→ How to complete this task
Your answer should repeat every line of the records below in which the word "Games" appears.

(Data items)
=====

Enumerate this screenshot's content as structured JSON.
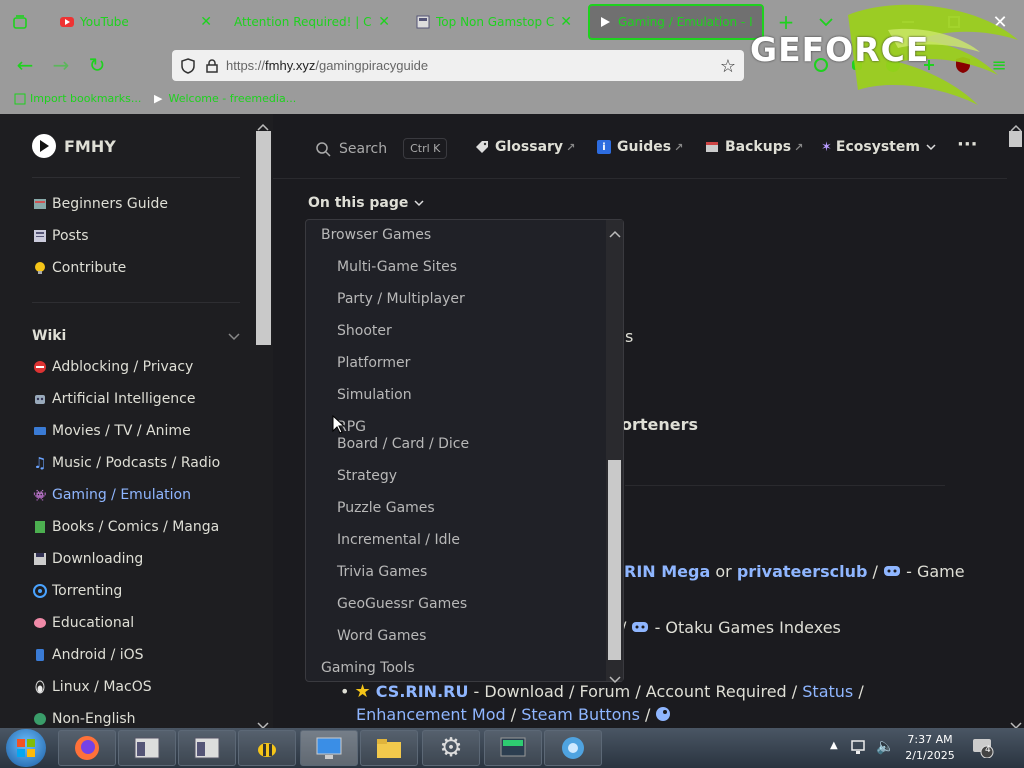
{
  "browser": {
    "tabs": [
      {
        "title": "YouTube",
        "favicon": "youtube-icon"
      },
      {
        "title": "Attention Required! | Cloud",
        "favicon": "none"
      },
      {
        "title": "Top Non Gamstop Casi",
        "favicon": "page-icon"
      },
      {
        "title": "Gaming / Emulation - I",
        "favicon": "fmhy-icon",
        "active": true
      }
    ],
    "url_prefix": "https://",
    "url_host": "fmhy.xyz",
    "url_path": "/gamingpiracyguide",
    "bookmarks": [
      "Import bookmarks...",
      "Welcome - freemedia..."
    ],
    "overlay_text": "GEFORCE",
    "accent_color": "#1ed21e"
  },
  "site": {
    "logo": "FMHY",
    "search_label": "Search",
    "search_shortcut": "Ctrl K",
    "nav": [
      {
        "label": "Glossary",
        "suffix": "↗"
      },
      {
        "label": "Guides",
        "suffix": "↗"
      },
      {
        "label": "Backups",
        "suffix": "↗"
      },
      {
        "label": "Ecosystem",
        "suffix": "⌄"
      }
    ],
    "more": "···"
  },
  "sidebar": {
    "top_items": [
      {
        "label": "Beginners Guide",
        "icon": "book-icon"
      },
      {
        "label": "Posts",
        "icon": "newspaper-icon"
      },
      {
        "label": "Contribute",
        "icon": "lightbulb-icon"
      }
    ],
    "wiki_title": "Wiki",
    "wiki_items": [
      {
        "label": "Adblocking / Privacy",
        "icon": "no-entry-icon"
      },
      {
        "label": "Artificial Intelligence",
        "icon": "robot-icon"
      },
      {
        "label": "Movies / TV / Anime",
        "icon": "tv-icon"
      },
      {
        "label": "Music / Podcasts / Radio",
        "icon": "music-icon"
      },
      {
        "label": "Gaming / Emulation",
        "icon": "gamepad-icon",
        "active": true
      },
      {
        "label": "Books / Comics / Manga",
        "icon": "book-green-icon"
      },
      {
        "label": "Downloading",
        "icon": "floppy-icon"
      },
      {
        "label": "Torrenting",
        "icon": "torrent-icon"
      },
      {
        "label": "Educational",
        "icon": "brain-icon"
      },
      {
        "label": "Android / iOS",
        "icon": "phone-icon"
      },
      {
        "label": "Linux / MacOS",
        "icon": "penguin-icon"
      },
      {
        "label": "Non-English",
        "icon": "globe-icon"
      }
    ]
  },
  "toc": {
    "toggle_label": "On this page",
    "items": [
      {
        "label": "Browser Games",
        "level": 1
      },
      {
        "label": "Multi-Game Sites",
        "level": 2
      },
      {
        "label": "Party / Multiplayer",
        "level": 2
      },
      {
        "label": "Shooter",
        "level": 2
      },
      {
        "label": "Platformer",
        "level": 2
      },
      {
        "label": "Simulation",
        "level": 2
      },
      {
        "label": "RPG",
        "level": 2
      },
      {
        "label": "Board / Card / Dice",
        "level": 2
      },
      {
        "label": "Strategy",
        "level": 2
      },
      {
        "label": "Puzzle Games",
        "level": 2
      },
      {
        "label": "Incremental / Idle",
        "level": 2
      },
      {
        "label": "Trivia Games",
        "level": 2
      },
      {
        "label": "GeoGuessr Games",
        "level": 2
      },
      {
        "label": "Word Games",
        "level": 2
      },
      {
        "label": "Gaming Tools",
        "level": 1
      }
    ]
  },
  "content": {
    "frag_s": "s",
    "frag_shorteners": "orteners",
    "line1": {
      "link1": "RIN Mega",
      "or": " or ",
      "link2": "privateersclub",
      "sep": " / ",
      "tail": " - Game"
    },
    "line2": {
      "lead": "/",
      "tail": " - Otaku Games Indexes"
    },
    "line3": {
      "link1": "CS.RIN.RU",
      "text1": " - Download / Forum / Account Required / ",
      "link2": "Status",
      "text2": " /"
    },
    "line4": {
      "link1": "Enhancement Mod",
      "sep": " / ",
      "link2": "Steam Buttons",
      "sep2": " /"
    }
  },
  "taskbar": {
    "time": "7:37 AM",
    "date": "2/1/2025",
    "notification_count": "4"
  }
}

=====

→ Solution for this exercise
        "label": "Browser Games",
        "label": "Puzzle Games",
        "label": "Trivia Games",
        "label": "GeoGuessr Games",
        "label": "Word Games",
      "tail": " - Otaku Games Indexes"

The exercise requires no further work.